Trouble starts to brew when the man, who says his name is Kris Kringle, claims that he is the actual Santa Claus. His claims are seriously doubted by Doris Walker and her daughter Susan, both of whom don’t believe in the existence of Santa Claus.
As Kris’ sanity comes into question, his danger of being committed to a psychiatric institution grows. Doris, concerned for Kris, enlists her friend and neighbor Fred Gailey to defend Kris in court. The highly practical Susan befriends Kris as well and, in doing so, end up with the most precious gift of all – something to believe in.
In the RFH production, Kris Kringle is played by senior Laurence Morales. Doris Walker is played by senior Emily Mangiavillano, with senior EIise Roncace as Susan Walker.
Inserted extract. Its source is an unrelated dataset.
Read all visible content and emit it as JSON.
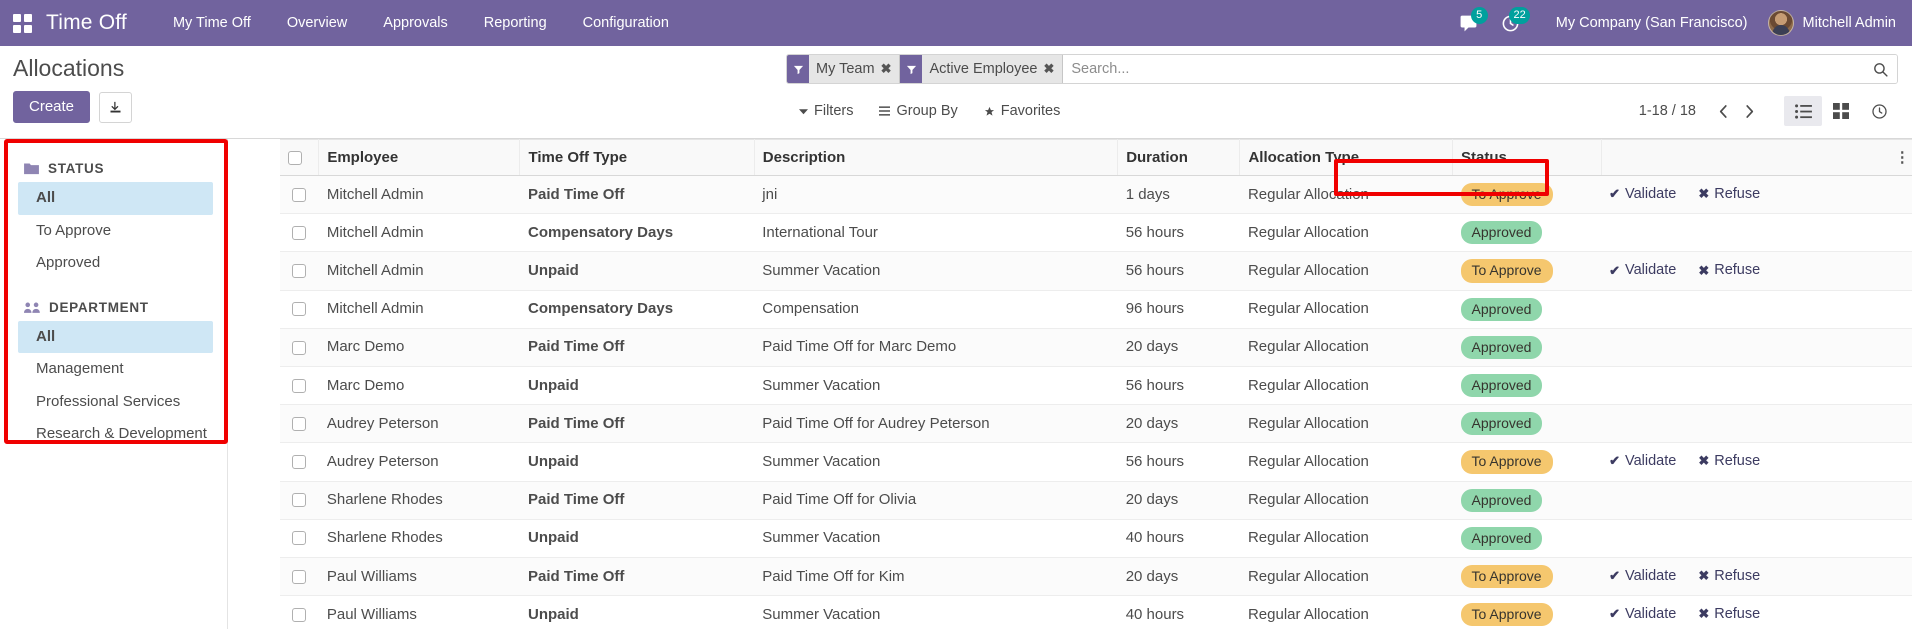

Senior Andrew Maris plays Fred Gailey.
Also featured, in a ballet performance of toys coming to life, are sophomores Sara Safarian and Rachel Makstein.
The Tower Players’ Miracle on 34th Street, The Play is directed by Suzanne Sweeney, with choreography by Patty McCarron and costumes and props under the direction of Carole Malik.
Tower Players alumna Kasi Ann Sweeney is assistant director and Stefania Flecca is production coordinator. Sets, sounds and lighting are provided by Matthew Leddin and his 30-student crew, with set design contributions from the RFH Stagecraft class as well.
Tickets — $10 general admission and $6 for senior citizens, children and students — may be purchased by visiting the RFH website (rumsonfairhaven.org) or by contacting Play Production Coordinator Stefania Flecca at 732-842-1597, extension 826.
Tickets will also be sold at the theater box office in the auditorium lobby from 3:30 to 5:30 p.m. on Nov. 24 and Dec. 1 and 4. Tickets will be sold an hour before each performance as well, based on availability.
Curtain time for the production’s Friday opening night on Dec. 12 is 7:30 p.m., followed by a show on Saturday at the same time and a closing matinee on Sunday at 1 p.m.